--- RECORDS SUPPLIED ---
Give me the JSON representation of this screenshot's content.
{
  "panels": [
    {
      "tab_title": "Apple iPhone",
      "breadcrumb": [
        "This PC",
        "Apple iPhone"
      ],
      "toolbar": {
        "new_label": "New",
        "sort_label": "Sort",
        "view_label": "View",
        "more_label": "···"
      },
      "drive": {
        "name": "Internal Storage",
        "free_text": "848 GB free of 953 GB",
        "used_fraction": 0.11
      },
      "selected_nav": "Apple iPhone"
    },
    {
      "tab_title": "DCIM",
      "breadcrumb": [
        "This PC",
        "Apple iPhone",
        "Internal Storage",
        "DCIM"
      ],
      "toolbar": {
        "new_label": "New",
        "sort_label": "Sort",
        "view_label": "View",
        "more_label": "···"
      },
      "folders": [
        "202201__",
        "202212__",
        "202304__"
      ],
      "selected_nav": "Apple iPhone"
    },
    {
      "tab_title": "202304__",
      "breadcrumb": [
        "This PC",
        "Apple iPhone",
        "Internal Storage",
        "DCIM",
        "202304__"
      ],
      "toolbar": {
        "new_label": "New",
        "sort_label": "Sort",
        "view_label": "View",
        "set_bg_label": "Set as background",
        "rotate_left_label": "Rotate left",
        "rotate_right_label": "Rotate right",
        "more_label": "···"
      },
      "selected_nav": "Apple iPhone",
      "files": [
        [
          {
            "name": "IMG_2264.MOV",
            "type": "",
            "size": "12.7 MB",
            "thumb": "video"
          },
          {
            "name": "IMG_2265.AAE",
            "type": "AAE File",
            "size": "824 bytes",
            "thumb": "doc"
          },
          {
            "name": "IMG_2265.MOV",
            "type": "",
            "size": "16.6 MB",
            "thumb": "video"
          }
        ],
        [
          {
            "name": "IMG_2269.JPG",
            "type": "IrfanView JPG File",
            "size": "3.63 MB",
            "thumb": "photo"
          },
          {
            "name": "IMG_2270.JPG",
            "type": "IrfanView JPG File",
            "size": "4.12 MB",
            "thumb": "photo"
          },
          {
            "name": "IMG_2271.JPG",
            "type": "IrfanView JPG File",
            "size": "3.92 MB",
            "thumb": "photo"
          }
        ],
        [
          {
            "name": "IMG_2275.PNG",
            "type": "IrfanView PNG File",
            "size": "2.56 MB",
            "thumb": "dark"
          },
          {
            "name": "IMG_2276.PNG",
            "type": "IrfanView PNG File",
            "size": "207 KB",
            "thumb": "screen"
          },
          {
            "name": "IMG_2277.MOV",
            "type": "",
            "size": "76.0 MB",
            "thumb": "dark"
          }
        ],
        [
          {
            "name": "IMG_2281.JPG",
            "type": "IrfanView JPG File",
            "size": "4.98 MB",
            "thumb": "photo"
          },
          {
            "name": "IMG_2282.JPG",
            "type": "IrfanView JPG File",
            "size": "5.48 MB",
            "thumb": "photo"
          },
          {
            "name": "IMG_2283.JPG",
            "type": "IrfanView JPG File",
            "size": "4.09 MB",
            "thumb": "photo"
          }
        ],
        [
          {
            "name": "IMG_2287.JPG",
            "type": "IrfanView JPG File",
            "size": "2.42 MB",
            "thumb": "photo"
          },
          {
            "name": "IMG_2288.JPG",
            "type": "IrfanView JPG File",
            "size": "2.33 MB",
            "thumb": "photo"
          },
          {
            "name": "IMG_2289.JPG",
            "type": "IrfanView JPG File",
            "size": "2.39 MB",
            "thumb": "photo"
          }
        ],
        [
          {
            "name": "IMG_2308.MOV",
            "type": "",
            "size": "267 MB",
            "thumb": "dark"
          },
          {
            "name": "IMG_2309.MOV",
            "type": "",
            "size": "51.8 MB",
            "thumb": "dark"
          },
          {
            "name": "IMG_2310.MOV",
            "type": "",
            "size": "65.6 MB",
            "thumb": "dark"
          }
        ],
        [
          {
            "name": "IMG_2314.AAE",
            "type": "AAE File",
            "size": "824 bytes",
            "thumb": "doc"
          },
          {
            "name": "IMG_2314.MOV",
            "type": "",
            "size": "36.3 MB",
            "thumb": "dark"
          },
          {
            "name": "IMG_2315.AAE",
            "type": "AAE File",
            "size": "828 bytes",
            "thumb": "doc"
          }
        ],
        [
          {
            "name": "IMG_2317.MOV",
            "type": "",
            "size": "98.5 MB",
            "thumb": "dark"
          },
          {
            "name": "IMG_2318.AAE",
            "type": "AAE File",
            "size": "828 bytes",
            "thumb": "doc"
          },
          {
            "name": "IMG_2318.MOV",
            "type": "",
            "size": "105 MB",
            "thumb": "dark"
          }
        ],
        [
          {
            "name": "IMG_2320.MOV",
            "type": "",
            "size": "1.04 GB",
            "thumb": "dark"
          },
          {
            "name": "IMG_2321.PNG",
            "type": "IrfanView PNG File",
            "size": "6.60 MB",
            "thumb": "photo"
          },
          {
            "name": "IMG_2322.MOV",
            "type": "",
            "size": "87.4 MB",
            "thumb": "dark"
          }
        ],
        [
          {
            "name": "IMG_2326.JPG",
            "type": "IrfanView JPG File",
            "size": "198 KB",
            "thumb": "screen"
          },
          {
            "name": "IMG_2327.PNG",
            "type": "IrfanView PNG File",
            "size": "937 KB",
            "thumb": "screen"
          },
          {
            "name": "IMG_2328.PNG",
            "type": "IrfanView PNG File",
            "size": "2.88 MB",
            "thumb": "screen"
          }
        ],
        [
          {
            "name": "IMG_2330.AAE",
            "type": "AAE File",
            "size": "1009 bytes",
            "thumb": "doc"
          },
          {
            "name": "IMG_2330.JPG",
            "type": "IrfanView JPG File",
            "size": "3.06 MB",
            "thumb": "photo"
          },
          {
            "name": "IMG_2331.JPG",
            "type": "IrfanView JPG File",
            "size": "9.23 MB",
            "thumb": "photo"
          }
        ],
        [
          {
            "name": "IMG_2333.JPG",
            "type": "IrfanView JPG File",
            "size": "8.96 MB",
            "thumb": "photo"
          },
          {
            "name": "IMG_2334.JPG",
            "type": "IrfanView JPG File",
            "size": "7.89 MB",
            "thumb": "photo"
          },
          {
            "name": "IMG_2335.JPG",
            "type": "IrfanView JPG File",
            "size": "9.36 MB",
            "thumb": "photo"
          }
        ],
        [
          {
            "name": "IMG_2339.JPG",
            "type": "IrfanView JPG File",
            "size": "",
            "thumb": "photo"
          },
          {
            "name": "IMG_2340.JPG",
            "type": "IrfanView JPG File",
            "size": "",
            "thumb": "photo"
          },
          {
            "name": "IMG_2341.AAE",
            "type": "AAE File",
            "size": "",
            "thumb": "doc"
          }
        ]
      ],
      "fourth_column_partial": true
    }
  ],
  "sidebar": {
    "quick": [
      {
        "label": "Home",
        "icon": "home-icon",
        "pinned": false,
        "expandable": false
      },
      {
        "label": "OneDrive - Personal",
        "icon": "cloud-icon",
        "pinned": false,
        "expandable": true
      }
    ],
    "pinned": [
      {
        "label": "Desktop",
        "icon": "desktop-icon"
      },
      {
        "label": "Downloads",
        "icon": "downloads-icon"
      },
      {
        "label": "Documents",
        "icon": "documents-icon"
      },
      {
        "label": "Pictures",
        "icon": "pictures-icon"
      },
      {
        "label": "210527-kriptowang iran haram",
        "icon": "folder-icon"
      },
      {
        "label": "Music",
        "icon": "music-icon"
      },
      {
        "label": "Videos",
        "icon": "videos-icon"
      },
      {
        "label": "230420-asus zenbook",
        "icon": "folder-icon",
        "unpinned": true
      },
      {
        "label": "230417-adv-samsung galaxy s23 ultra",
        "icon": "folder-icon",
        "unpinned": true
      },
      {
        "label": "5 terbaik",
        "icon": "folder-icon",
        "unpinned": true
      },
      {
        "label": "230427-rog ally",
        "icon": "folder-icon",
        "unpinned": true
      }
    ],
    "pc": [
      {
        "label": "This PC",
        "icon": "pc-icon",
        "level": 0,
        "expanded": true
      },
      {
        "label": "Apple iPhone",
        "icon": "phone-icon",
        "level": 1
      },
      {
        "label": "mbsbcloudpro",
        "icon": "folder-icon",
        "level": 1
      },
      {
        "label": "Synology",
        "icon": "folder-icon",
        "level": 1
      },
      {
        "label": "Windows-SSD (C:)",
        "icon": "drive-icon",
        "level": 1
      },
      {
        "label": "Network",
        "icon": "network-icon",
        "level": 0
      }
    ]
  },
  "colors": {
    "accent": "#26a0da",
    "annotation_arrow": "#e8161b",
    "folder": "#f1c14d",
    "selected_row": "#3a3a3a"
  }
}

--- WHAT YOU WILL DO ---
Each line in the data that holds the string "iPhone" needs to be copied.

--- OUTPUT ---
      "tab_title": "Apple iPhone",
        "Apple iPhone"
      "selected_nav": "Apple iPhone"
        "Apple iPhone",
      "selected_nav": "Apple iPhone"
        "Apple iPhone",
      "selected_nav": "Apple iPhone",
        "label": "Apple iPhone",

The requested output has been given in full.